Earlier this month we attended the Meet, Plan, Go National Event in Denver.  It was great timing for us since we had just entered our 9th month on the road and we’re looking for inspiration on how to finish out the year to the fullest.  Meeting other long term travelers and sharing tips helped us try a few new things and got us thinking about what could lie ahead.

For example, so far in our trip we had been about reconnecting with family and friends along the way.  After the Meet, Plan, Go event, we started making new friends and staying with people we have just met.  In fact, at the event we met Wendy and Jim Pearson and they were nice enough to host us the following night at their home in Arvada, Colorado.  This was particularly generous since they were in the last month preparations of an overland journey around the world.

After talking with Alonna and Ben at the event, we finally signed up for CouchSurfing.  Later that week we got to meet a couchsurfer in Fort Collins who showed us around Odell Brewery.  We got to stay with a couchsurfer for the first time in Montrose, Colorado and it was a wonderful experience.  This has opened up a whole new network of travelers and hosts.

The speakers at the event also got us thinking about what we want to do with this experience in terms of sharing our stories.  Over the winter we are hoping to work on a book and also relaunch our website with a new design and new features.  We have been blogging for a full year now and have created over 200 blog posts, so we have a lot of content to sort through and work from.

Meet, Plan, Go is a great organization for connecting people and ideas.  It was inspiring to realize how many people are like us.  At the same time I started to see how we are different.  I no longer see our trip as a “career break”.  This experience is redefining our lives and helping us see a different way to live.  This is not a break from regular life or a break from a career path, it is a 90 degree turn and we are still discovering where it can take us.
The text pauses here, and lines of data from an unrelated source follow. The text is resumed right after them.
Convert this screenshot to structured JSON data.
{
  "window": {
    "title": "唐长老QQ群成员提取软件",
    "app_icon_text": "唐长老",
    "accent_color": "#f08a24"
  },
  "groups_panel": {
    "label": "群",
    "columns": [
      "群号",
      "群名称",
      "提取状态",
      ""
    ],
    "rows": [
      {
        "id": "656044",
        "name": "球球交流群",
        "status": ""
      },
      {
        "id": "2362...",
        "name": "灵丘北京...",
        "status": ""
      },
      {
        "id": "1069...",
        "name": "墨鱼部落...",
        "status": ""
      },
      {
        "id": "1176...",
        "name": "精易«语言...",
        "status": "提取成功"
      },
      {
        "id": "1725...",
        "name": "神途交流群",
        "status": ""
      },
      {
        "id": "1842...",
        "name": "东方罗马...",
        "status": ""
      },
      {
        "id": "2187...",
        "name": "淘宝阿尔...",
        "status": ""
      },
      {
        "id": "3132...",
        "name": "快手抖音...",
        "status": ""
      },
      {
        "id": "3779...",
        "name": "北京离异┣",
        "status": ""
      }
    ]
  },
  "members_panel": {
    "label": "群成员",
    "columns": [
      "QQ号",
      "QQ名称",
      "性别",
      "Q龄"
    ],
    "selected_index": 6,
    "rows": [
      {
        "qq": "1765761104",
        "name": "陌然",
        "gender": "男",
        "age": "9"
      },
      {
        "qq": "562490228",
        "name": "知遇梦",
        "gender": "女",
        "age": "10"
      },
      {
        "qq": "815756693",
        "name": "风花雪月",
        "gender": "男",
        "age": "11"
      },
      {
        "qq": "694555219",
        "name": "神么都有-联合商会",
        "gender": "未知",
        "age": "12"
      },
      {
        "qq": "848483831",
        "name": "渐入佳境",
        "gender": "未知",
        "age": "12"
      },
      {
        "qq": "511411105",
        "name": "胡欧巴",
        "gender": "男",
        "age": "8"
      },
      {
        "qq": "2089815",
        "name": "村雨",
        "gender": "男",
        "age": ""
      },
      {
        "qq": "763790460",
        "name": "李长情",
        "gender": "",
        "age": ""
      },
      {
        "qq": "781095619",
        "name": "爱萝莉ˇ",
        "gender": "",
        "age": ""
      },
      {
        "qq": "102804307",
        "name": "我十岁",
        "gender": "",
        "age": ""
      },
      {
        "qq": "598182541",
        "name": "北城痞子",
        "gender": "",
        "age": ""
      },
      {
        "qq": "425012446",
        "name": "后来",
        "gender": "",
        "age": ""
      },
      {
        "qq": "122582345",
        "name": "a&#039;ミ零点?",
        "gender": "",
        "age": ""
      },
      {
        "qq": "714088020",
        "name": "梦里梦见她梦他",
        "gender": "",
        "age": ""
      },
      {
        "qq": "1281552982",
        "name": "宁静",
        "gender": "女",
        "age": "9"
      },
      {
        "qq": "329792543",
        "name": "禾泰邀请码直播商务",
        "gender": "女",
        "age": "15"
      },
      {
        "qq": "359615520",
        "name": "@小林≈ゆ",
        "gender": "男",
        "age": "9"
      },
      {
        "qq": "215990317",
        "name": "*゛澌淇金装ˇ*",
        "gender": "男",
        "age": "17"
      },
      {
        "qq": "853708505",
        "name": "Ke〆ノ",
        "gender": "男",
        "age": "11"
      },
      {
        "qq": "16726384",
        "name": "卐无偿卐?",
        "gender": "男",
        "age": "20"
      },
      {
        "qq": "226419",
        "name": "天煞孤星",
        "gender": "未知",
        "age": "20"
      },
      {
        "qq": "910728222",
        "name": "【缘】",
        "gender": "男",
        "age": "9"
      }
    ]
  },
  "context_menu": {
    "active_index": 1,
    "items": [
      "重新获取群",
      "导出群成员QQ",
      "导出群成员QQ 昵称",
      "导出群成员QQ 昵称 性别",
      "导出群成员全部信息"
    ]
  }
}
Our plans are wide open after Thanksgiving, so if you have suggestions for where we should go next or a cool volunteer project we could work on, please let us know.